Researchers collected data from 65 hospitals in 23 states, with subjects including teens who used only synthetic cannabis, teens who used only organic cannabis, and those who combined one or more of these substances with other drugs. Their investigation yielded a number of sobering insights, including the fact that 28.5 percent of synthetic cannabis-only users suffered comas and depression of the central nervous system, compared with only 10.5 percent of those who only used organic cannabis. Combining synthetic cannabis with other drugs also put users at higher risk of negative side effects, with 29 percent of users experiencing seizures, as opposed to only 8 percent of users who mixed organic cannabis with other drugs.
According to the study’s authors, the findings illustrate “a distinct neuropsychiatric profile of acute [synthetic cannabis] toxicity in adolescents.” In other words — synthetic cannabis poses major dangers to teens.
Synthetic cannabis has been a major health concern in both the United States and Canada for years. Although health and law enforcement authorities have outlawed numerous forms of the drug, rogue chemists are constantly devising new formulations to evade these bans. Often sold as “incense” or similar products, synthetic cannabis has been relatively easy to acquire even in states where cannabis is illegal. In 2012, the National Institute on Drug Abuse reported that 11 percent of high school seniors in the United States had used synthetic cannabis in the last year.
While that number seems to have decreased lately — a 2017 study in Pediatrics found that only 3 percent of high school seniors were using synthetic cannabis, though the ones who did seemed to be using it more frequently, with nearly half of users saying they’d tried it three or more times in the previous month — the potency of synthetic cannabis (it can be up to 100 times stronger than the organic variety) and the possibility of severe side effects has still alarmed public health experts.
As the Centers for Disease Control and Prevention (CDC) state on their website, “The health effects from using synthetic cannabinoids can be unpredictable and harmful — even life threatening.” And according to Dr. Joanna Cohen, a pediatric emergency physician at the Children’s National Medical Center and the co-author of a study examining the impact of synthetic cannabis on teens’ brains, the shadowy nature of synthetic cannabis means that every batch can yield new problems, which are much more severe than the side effects of organic cannabis.
“These drugs are unregulated. Symptoms can be unpredictable because the drug is mixed with other types of chemicals and substances,” she told Live Science.

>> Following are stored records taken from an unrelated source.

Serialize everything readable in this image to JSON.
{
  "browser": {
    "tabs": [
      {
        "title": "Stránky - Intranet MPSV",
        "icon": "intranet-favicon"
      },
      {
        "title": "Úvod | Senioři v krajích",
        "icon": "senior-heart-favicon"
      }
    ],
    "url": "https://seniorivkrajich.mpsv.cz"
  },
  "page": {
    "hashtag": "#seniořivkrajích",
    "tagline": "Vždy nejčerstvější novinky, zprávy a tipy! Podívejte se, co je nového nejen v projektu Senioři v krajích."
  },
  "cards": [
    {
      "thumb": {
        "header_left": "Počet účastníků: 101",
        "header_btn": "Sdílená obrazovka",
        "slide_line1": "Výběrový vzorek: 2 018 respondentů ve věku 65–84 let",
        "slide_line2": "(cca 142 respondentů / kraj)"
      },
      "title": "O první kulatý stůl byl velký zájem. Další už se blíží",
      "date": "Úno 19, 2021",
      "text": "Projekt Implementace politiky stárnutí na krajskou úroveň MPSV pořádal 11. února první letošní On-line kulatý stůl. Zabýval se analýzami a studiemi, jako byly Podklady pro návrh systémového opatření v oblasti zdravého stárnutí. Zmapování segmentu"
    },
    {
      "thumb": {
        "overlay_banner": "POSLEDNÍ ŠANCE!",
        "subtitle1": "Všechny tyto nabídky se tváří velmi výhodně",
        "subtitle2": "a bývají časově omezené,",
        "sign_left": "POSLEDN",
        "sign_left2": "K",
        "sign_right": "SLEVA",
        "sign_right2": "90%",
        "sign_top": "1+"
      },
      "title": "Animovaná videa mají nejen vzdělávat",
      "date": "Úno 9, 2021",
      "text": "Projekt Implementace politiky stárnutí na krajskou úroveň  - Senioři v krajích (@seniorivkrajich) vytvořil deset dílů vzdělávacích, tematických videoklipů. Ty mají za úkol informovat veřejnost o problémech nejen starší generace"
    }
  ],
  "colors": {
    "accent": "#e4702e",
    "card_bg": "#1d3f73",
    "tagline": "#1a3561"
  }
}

For pediatricians, the swiftly-evolving nature of synthetic cannabis makes it challenging to identify warning signs and treat teens who suffer from its effects. As a 2016 paper in the World Journal of Clinical Pediatrics stated, “Newer, more potent analogues have been developed. Identifying youth who abuse these substances can be difficult … with toxicological confirmation difficult due to manufacturers constantly developing new analogues to avoid detection.”
For now, the best hope for combating the threat posed to teens’ health by synthetic cannabis seems to be a slow and unsatisfying one: waiting for it to go out of style.